Problem.
Every line of the following records that includes "letters" should be copied.

Entries from a dataset of interfaces
○ ○ ○ ○

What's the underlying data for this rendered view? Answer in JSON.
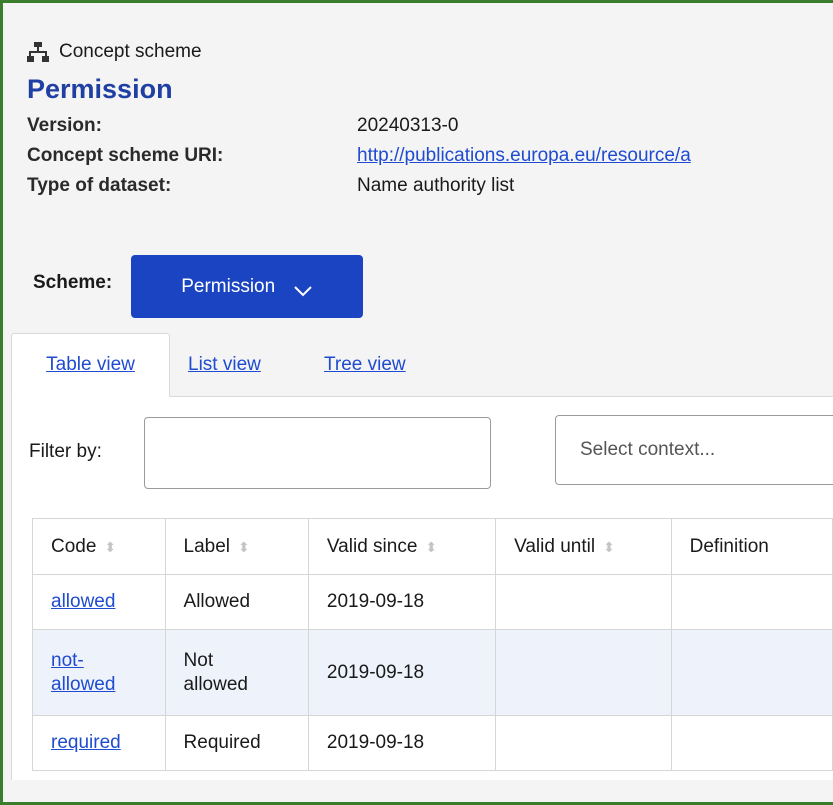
{
  "header": {
    "kind_icon": "hierarchy-icon",
    "kind_label": "Concept scheme",
    "title": "Permission",
    "meta": [
      {
        "label": "Version:",
        "value": "20240313-0",
        "is_link": false
      },
      {
        "label": "Concept scheme URI:",
        "value": "http://publications.europa.eu/resource/a",
        "is_link": true
      },
      {
        "label": "Type of dataset:",
        "value": "Name authority list",
        "is_link": false
      }
    ]
  },
  "scheme": {
    "label": "Scheme:",
    "selected": "Permission",
    "icon": "chevron-down-icon"
  },
  "tabs": [
    {
      "label": "Table view",
      "active": true
    },
    {
      "label": "List view",
      "active": false
    },
    {
      "label": "Tree view",
      "active": false
    }
  ],
  "filter": {
    "label": "Filter by:",
    "value": "",
    "context_placeholder": "Select context..."
  },
  "table": {
    "columns": [
      "Code",
      "Label",
      "Valid since",
      "Valid until",
      "Definition"
    ],
    "rows": [
      {
        "code": "allowed",
        "label": "Allowed",
        "valid_since": "2019-09-18",
        "valid_until": "",
        "definition": ""
      },
      {
        "code": "not-allowed",
        "label": "Not allowed",
        "valid_since": "2019-09-18",
        "valid_until": "",
        "definition": ""
      },
      {
        "code": "required",
        "label": "Required",
        "valid_since": "2019-09-18",
        "valid_until": "",
        "definition": ""
      }
    ]
  },
  "colors": {
    "accent": "#1a44c2",
    "title": "#1f3fa3",
    "link": "#1f4bd0",
    "frame": "#3a7d2c",
    "row_alt": "#eef3fb"
  }
}
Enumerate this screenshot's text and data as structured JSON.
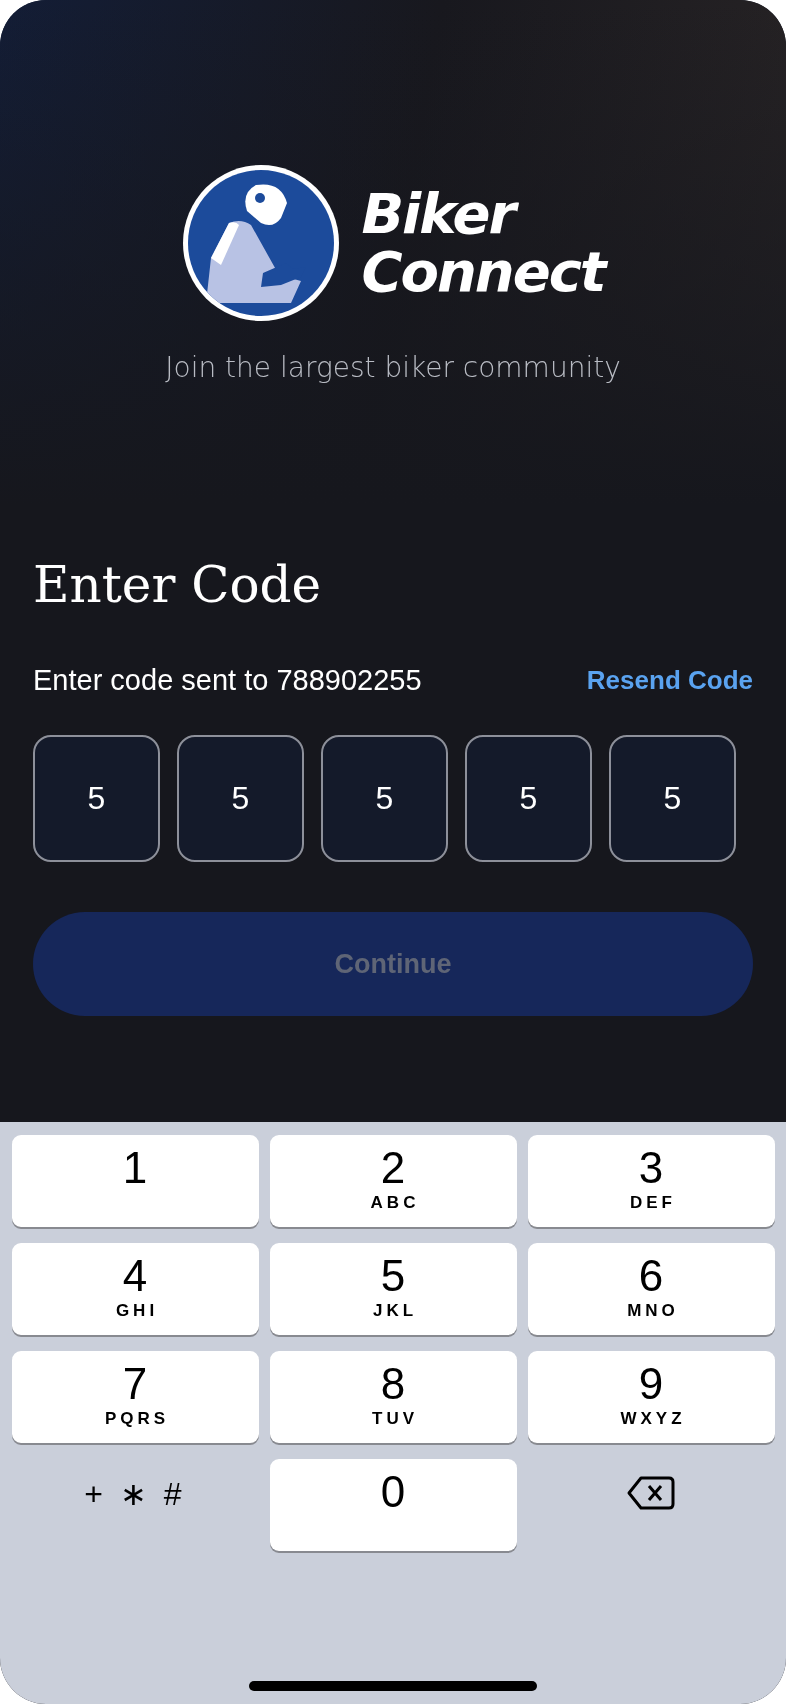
{
  "brand": {
    "name_line_1": "Biker",
    "name_line_2": "Connect",
    "tagline": "Join the largest biker community"
  },
  "heading": "Enter Code",
  "sent_to": "Enter code sent to 788902255",
  "resend_link": "Resend Code",
  "code_digits": [
    "5",
    "5",
    "5",
    "5",
    "5"
  ],
  "continue_button": {
    "label": "Continue",
    "disabled": true
  },
  "keypad": [
    {
      "kind": "digit",
      "digit": "1"
    },
    {
      "kind": "digit",
      "digit": "2",
      "letters": "ABC"
    },
    {
      "kind": "digit",
      "digit": "3",
      "letters": "DEF"
    },
    {
      "kind": "digit",
      "digit": "4",
      "letters": "GHI"
    },
    {
      "kind": "digit",
      "digit": "5",
      "letters": "JKL"
    },
    {
      "kind": "digit",
      "digit": "6",
      "letters": "MNO"
    },
    {
      "kind": "digit",
      "digit": "7",
      "letters": "PQRS"
    },
    {
      "kind": "digit",
      "digit": "8",
      "letters": "TUV"
    },
    {
      "kind": "digit",
      "digit": "9",
      "letters": "WXYZ"
    },
    {
      "kind": "symbols",
      "label": "+ ∗ #"
    },
    {
      "kind": "digit",
      "digit": "0"
    },
    {
      "kind": "delete"
    }
  ]
}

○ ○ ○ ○

Finished exercise.
      "letters": "ABC"
      "letters": "DEF"
      "letters": "GHI"
      "letters": "JKL"
      "letters": "MNO"
      "letters": "PQRS"
      "letters": "TUV"
      "letters": "WXYZ"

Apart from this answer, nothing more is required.